Oh, and that bucket became where I stored all my bathroom crap during college and for a few years afterwards.
My second favorite American Lager also comes from Wisconsin. Made by Heileman's, who also brewed Old Style, is a beer that came in green bottles called Special Export. I usually would get this on tap at The Lost and Found Lounge when I became "legal". Dave Loose would serve you a liter mug if you asked for it.
I'm not going into great detail about Old Style in this post. Old Style is fine, but it's not one of my favorites. My friend, Duder, was not keen on any of the Heileman's stuff. In fact, in a discussion about a certain person from LaCrosse, Wisconsin, there was also some cross talk about Old Style and Heileman's. He declared, "I am a firm believer that anything that comes from LaCrosse sucks." We lived with that quote for some time, but never mentioned it when we had to go shopping there.

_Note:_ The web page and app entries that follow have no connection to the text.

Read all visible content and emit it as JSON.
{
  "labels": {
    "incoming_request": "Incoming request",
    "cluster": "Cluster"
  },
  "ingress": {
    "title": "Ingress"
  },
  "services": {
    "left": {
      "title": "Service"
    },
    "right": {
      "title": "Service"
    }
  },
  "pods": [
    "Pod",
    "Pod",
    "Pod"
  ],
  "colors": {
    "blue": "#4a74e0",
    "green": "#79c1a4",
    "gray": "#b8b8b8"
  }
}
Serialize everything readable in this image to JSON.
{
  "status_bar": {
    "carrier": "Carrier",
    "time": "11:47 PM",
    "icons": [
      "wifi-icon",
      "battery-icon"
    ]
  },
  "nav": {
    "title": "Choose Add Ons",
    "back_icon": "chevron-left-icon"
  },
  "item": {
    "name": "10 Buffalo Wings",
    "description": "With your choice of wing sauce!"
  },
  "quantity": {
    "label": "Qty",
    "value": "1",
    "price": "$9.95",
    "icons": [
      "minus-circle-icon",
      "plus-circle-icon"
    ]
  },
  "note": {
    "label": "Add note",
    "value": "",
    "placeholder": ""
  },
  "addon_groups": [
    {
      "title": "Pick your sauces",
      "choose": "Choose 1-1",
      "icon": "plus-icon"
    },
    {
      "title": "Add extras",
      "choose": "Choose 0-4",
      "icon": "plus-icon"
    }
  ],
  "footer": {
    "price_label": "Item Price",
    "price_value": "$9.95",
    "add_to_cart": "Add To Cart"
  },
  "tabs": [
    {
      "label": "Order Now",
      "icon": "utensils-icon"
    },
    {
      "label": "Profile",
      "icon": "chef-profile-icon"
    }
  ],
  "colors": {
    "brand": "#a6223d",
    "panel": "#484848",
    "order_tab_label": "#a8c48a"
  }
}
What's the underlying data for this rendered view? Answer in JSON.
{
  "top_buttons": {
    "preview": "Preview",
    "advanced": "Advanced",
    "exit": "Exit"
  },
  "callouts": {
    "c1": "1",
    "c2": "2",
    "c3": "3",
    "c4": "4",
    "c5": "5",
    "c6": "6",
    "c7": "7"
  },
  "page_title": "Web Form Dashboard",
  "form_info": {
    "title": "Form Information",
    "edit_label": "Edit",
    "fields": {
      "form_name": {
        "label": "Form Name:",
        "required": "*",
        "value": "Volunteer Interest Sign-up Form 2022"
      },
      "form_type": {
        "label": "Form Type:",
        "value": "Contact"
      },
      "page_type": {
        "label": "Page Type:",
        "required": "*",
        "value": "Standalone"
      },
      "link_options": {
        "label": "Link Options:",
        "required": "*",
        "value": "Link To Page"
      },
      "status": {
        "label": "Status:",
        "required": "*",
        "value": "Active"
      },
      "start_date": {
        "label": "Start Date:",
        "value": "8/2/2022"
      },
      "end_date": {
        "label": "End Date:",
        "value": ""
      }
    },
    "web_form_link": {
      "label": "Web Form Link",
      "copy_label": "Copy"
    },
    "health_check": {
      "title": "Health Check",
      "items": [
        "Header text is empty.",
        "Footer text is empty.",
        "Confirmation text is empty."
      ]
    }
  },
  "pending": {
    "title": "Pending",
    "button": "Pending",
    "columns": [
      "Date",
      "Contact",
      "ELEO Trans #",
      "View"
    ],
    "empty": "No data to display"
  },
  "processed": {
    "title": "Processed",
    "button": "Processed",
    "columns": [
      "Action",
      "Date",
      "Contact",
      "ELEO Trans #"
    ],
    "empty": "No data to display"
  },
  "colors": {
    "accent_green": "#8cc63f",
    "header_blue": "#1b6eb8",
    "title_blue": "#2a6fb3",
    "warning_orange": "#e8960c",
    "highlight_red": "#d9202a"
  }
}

I discovered Blatz while interning at Speed Queen in Ripon, Wisconsin. My room mate brought home a case of it. The name wasn't too appealing to me, and besides, I could get all the Leinenkugel's I wanted living in Wisconsin, even in cans! I said, "How is that?" He said, "Pretty good for $5.99 a case." I had only heard about cases of longneck bottles of beer in Iowa for $4.99, and that was for Red, White and Blue, made in Dubuque. Everyone said it was terrible. Later, I would try RW&B and discover that while cold out of the bottle, it was a pretty decent beer. However, this had not occurred yet.
One weekend, though, when I was in the apartment alone and had not yet bought beer for the weekend, I thought, "What the hell, I'll give it a try." Halfway through the bottle, I said out loud to no one, "Hey, that's pretty good for $5.99."
I took a case of this down to Davenport for a weekend trip with Tommy Tune to visit my friend, Amy, and Tom's twin brother and my best friend, P-Mart. Amy and P-Mart were like, "I'm not drinking $5.99 beer." Then they tried it. They said, "Hey, that's pretty good for $5.99."
Point absolutely cracks me up, because nowadays, Point is a microbrew. In Wisconsin it was as cheap as Special Ex or Leinenkugel's. I saw point for $6.99 a sixer in Pensacola. This was in the late 90's. I almost bought for the sheer nostalgia, but I stopped myself. I just couldn't do it. I like the novelty of Point, but I just can't take it seriously. It's not really that good. I even bought a sampler 12-pack a couple of years ago, and wasn't all that impressed. Too bad, Steven's Point seems like a cool little Wisconsin town.